Collision Regulations

The Collision Regulations stipulate that in all pleasure craft and vessels, someone must maintain a proper lookout, at all times, for other vessels or pleasure crafts in order to reduce the chance of a collision between two or more pleasure crafts. At all times the pleasure craft’s operator must have a clear view of the waterways that he/she is navigating on. It is up to the operator of a pleasure craft to know and apply the International Regulations for preventing collisions at sea, and the Canadian modifications upon the high seas, and in all waterways connected therein, which are navigable by vessels.

maintain-proper-look-out

Following a collision between two boats, make certain everyone is accounted for and check for injuries. Ensure that passengers and crew members are wearing a PFD. The Small Vessel Regulations require that certain vessels carry an emergency kit. Keep the proper equipment and supplies onboard to stop hull leaks and make minor on-water repairs.

If you are involved in an accident:

  • You are required to stop and give assistance to other persons involved. You must give aid to the extent you can do so without endangering yourself or your passengers.
  • You are also required to give your name and address and the number of your vessel, in writing, to the owner of any property damaged in the accident.

Overtaking another vessel

A vessel overtaking an other vessel shall keep out of the way of the vessel being overtaken. When a vessel is in any doubt as to whether she is overtaking another, she shall assume that this is the case and act accordingly.

Any alteration of course and/or speed to avoid collision must be important (noticable) enough to be easily seen by another vessel observing by sight or radar; a succession of small changes of course and/or speed, should be avoided.

Action taken to avoid collision with another vessel shall be to result in passing at a safe distance. This action will be taken in such a manner to be effective and safe, until the time that the other vessel is finally past and clear.

If necessary, a vessel shall reduce her speed to avoid collision with an other vessel.

Overtaking another vessel

Power-driven vessels crossing situation

When two power-driven vessels are crossing so as to involve risk of collision, the vessel which has the other on her own starboard side shall keep out of the way and shall, if such are the circumstances, avoid crossing ahead of the other vessel.

The operator of a powerboat should maintain his course when being approached on his port side by another powerboat.

Power-driven vessel crossing

Power-driven vessels head-on situation

Meeting head-on

In a meeting situation neither vessel is the stand-on vessel.

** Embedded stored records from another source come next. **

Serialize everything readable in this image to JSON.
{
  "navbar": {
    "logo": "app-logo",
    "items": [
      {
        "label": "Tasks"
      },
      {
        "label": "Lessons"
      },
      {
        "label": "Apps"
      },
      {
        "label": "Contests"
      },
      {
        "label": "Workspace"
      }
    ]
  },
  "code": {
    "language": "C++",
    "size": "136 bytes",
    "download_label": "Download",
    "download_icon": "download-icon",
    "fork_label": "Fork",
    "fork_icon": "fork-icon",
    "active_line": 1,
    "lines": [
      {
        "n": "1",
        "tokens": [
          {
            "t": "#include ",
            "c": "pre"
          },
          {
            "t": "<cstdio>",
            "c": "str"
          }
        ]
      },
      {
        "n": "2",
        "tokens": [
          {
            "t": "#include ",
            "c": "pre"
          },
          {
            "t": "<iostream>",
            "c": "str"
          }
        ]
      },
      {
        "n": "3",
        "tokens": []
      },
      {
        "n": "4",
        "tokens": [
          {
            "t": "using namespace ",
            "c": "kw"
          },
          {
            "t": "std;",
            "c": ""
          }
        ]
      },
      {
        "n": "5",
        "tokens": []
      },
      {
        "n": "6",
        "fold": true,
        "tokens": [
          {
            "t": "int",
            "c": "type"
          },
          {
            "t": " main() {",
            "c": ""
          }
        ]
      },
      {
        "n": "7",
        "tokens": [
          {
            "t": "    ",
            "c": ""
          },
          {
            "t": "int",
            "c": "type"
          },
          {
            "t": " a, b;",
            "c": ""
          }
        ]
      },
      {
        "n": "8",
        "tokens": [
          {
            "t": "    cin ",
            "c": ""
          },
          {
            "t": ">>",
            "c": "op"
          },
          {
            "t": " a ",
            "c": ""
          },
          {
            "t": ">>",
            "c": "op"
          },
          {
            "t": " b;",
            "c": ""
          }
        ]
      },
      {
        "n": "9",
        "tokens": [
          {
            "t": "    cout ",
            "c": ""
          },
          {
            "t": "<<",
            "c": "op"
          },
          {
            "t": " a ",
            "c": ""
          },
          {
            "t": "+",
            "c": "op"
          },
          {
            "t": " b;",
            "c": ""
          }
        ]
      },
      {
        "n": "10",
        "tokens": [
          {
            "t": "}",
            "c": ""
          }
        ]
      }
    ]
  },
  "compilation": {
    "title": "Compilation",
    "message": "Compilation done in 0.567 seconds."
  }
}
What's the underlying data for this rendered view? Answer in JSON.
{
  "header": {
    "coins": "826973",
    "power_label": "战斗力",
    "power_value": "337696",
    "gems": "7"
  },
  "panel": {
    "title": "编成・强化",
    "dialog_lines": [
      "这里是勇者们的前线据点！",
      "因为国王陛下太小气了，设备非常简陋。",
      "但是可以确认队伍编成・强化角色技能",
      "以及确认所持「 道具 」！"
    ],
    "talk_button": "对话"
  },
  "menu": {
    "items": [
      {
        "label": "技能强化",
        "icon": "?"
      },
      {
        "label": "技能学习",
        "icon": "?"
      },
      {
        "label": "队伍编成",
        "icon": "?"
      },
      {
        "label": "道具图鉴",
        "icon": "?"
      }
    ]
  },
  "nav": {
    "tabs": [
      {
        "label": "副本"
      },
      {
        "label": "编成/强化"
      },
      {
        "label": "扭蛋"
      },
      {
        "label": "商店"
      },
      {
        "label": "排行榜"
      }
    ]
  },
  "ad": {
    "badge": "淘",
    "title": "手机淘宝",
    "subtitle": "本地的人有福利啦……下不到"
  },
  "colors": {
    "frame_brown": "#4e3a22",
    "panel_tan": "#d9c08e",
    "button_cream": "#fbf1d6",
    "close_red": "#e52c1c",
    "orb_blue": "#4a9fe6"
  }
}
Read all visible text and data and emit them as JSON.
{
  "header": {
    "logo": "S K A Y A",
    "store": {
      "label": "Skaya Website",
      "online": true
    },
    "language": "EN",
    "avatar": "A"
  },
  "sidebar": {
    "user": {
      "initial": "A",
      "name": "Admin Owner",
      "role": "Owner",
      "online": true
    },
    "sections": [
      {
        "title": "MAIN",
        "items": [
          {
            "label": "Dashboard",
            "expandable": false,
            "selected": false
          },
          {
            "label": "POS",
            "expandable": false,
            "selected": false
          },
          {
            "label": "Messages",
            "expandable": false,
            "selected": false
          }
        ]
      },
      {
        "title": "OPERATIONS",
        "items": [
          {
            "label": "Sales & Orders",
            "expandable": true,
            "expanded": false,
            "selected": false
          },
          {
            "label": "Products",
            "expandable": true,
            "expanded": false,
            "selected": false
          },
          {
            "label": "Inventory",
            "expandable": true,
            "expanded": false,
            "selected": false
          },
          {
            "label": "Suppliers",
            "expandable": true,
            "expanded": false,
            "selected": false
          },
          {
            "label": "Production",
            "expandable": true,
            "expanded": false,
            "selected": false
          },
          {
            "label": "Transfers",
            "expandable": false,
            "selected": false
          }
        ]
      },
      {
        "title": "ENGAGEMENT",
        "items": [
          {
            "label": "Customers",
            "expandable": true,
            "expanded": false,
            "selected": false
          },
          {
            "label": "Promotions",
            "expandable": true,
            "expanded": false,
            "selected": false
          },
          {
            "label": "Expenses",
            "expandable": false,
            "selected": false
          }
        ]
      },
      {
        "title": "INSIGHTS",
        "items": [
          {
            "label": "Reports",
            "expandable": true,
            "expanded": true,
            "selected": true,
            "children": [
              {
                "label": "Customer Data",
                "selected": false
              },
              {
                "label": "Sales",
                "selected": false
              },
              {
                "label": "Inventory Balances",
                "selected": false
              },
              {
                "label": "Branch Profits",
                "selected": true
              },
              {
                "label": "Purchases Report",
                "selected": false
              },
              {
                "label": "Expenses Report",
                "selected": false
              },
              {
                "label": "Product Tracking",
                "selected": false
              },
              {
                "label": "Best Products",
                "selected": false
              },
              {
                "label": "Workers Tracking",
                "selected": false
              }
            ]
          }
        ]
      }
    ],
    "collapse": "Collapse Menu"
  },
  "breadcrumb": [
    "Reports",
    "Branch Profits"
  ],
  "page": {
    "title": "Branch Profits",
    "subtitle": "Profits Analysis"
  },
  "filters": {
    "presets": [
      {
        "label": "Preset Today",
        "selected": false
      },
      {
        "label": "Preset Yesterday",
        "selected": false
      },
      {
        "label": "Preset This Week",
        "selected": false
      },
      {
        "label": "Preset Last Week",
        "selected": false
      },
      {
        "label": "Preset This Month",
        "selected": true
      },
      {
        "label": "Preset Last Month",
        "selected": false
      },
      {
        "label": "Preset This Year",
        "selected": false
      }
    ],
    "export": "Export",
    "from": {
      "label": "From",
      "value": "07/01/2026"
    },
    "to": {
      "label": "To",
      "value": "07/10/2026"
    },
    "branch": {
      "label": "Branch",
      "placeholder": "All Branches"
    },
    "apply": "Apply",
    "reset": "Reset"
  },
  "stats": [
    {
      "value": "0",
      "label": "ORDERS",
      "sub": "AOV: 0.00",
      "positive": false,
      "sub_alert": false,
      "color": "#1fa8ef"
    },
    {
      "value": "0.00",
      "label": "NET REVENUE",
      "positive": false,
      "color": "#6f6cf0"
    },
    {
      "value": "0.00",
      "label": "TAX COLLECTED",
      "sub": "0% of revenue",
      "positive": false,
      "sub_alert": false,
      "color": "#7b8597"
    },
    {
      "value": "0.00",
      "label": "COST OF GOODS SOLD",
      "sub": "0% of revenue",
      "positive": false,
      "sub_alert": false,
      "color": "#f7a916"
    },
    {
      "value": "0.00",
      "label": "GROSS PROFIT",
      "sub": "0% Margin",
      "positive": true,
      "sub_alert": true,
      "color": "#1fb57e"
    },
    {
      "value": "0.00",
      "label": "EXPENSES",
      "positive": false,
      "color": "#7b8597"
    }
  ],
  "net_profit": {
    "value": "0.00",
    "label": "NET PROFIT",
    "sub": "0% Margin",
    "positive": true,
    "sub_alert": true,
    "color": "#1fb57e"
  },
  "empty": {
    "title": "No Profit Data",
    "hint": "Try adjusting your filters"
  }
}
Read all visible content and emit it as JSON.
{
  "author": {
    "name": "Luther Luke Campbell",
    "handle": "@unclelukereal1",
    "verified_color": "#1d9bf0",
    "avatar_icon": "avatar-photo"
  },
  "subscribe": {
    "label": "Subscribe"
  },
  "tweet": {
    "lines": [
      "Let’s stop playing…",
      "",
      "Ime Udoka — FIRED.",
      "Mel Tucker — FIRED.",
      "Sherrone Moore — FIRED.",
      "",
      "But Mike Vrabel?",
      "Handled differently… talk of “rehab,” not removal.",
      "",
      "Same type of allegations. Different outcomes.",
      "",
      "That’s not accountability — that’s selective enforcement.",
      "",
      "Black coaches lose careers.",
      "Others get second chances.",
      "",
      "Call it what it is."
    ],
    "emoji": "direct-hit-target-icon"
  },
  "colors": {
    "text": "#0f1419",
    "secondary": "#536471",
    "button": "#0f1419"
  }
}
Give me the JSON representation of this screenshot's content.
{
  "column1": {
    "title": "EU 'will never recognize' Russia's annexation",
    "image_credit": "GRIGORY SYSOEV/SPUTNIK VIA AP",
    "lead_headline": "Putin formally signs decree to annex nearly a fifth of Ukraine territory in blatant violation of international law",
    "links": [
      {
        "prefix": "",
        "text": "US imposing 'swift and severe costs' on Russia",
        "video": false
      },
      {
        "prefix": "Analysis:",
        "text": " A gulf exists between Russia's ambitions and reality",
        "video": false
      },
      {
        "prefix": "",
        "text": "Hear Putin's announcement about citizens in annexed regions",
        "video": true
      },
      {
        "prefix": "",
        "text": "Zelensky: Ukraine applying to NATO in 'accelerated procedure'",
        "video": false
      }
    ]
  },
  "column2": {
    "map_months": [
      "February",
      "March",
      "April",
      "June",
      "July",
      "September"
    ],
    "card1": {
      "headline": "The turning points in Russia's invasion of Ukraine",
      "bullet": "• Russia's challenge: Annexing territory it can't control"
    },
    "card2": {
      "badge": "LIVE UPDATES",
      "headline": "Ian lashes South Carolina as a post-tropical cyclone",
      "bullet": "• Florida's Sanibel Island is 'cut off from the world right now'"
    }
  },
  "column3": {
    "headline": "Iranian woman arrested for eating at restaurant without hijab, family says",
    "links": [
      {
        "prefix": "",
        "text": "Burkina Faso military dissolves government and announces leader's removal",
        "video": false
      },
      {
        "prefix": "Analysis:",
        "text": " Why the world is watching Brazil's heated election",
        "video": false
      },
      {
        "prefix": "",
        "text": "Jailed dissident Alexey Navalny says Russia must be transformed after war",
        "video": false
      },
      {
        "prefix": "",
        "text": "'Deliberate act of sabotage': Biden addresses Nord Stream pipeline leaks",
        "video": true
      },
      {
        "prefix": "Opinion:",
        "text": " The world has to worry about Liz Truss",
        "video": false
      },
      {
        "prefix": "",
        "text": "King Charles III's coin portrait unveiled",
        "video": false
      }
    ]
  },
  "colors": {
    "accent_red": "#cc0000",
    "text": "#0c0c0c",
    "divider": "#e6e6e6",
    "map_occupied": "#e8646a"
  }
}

It is generally accepted that you should alter course to starboard and pass port-to-port.

What should a give-way vessel do?

Every give-way vessel should keep out of the way of a stand-on vessel, so far as is possible, take early and substantial action to keep well clear.

Stand-on vessel - Give-way vessel

What should a stand-on vessel do?

The Stand-on vessel should maintain its course and speed. The give-away vessel, may however take action to avoid collision if it is clear that the vessel which should be keeping out of the way is not taking appropriate action.

Which vessels has priority over the others?
Rules of priority

 

A power-driven vessel underway shall keep out of the way of:

  • a vessel not under command;
  • a vessel restricted in her ability to manoeuvre;
  • a fishing boat hauling its nets;
  • a sailboat.

A sailboat underway shall keep out of the way of:

  • a vessel not under command;
  • a vessel restricted in her ability to manoeuvre;
  • a fishing boat hauling its nets

A fishing boat when underway shall, so far as possible, keep out of the way of:

  • a vessel not under command;
  • a vessel restricted in her ability to manoeuvre.